Work has begun on the OKD 4.0 release, the open source community distribution of Kubernetes that powers Red Hat OpenShift, and all are invited to give feedback on current development efforts for OKD4, Fedora CoreOS (FCOS) and Kubernetes by joining in the conversations on the OKD Working Group or check on the status of the efforts on OKD.io.
Organizations across industries and around the world use OpenShift to accelerate application development and delivery.
“As a company transitioning to containers and Kubernetes, we wanted to work with Red Hat given their deep expertise in Kubernetes for enterprises. In adopting Red Hat OpenShift 4, we are able to focus on our business of IT cybersecurity -- our developers get to focus on code, while administrators can work with a trusted platform that can be easier to manage thanks to automated updates.” -- Sean Muller, enterprise architect & technology leader, LiquidIT

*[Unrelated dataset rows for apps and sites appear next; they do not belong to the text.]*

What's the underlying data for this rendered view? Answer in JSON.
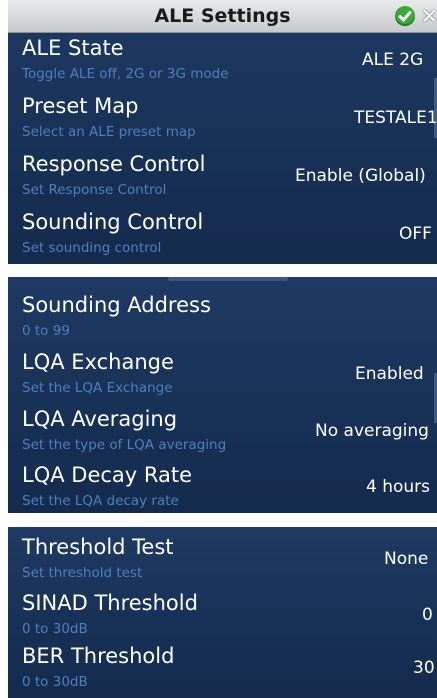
{
  "title": "ALE Settings",
  "icons": {
    "confirm": "check-circle-icon",
    "close": "close-icon"
  },
  "colors": {
    "panel": "#1b355d",
    "title_bar": "#d5d7d9",
    "subtitle": "#4f7fbf",
    "text": "#ffffff",
    "confirm": "#3aa83a"
  },
  "panels": [
    {
      "rows": [
        {
          "label": "ALE State",
          "description": "Toggle ALE off, 2G or 3G mode",
          "value": "ALE 2G"
        },
        {
          "label": "Preset Map",
          "description": "Select an ALE preset map",
          "value": "TESTALE1"
        },
        {
          "label": "Response Control",
          "description": "Set Response Control",
          "value": "Enable (Global)"
        },
        {
          "label": "Sounding Control",
          "description": "Set sounding control",
          "value": "OFF"
        }
      ]
    },
    {
      "rows": [
        {
          "label": "Sounding Address",
          "description": "0 to 99",
          "value": ""
        },
        {
          "label": "LQA Exchange",
          "description": "Set the LQA Exchange",
          "value": "Enabled"
        },
        {
          "label": "LQA Averaging",
          "description": "Set the type of LQA averaging",
          "value": "No averaging"
        },
        {
          "label": "LQA Decay Rate",
          "description": "Set the LQA decay rate",
          "value": "4 hours"
        }
      ]
    },
    {
      "rows": [
        {
          "label": "Threshold Test",
          "description": "Set threshold test",
          "value": "None"
        },
        {
          "label": "SINAD Threshold",
          "description": "0 to 30dB",
          "value": "0"
        },
        {
          "label": "BER Threshold",
          "description": "0 to 30dB",
          "value": "30"
        }
      ]
    }
  ]
}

“We use Red Hat OpenShift as our Kubernetes solution, running a number of our critical systems in our private cloud environment. Using the automation in Red Hat OpenShift, we are able to continually deliver better functionality for our customers from our teams with short time-to-market and low risk.” -- Alv Skjellet, head of IT platforms, Norsk Tipping
“With our focus on the commercial transportation industry, we have been working with Red Hat given their expertise in cloud-native technology to power our fleet management solutions for transportation and logistics companies. Red Hat OpenShift 4 is already helping us to unify our work on this trusted enterprise Kubernetes platform across our hybrid cloud environment. Each cluster can be deployed using a single command. Kubernetes Operators help to enable “one-click” upgrades and lifecycle management. Operators provide automation for our applications teams to move easily to an as-a-service model. We look forward to maximizing our use of the tools that are especially powerful for our developers so they can focus on innovations on our applications.” -- Justin Newcom, vice president of Global Information Technology, Omnitracs
With the OpenShift 4.2 release, available soon, we continue to deliver the industry’s most comprehensive enterprise Kubernetes platform with full-stack automated operations to manage hybrid cloud and multi-cloud deployments, optimized for developer productivity and frictionless innovation. Learn more:
The use of the word “partnership” does not mean a legal partnership or any other form of legal relationship between Red Hat, Inc. and any other entity.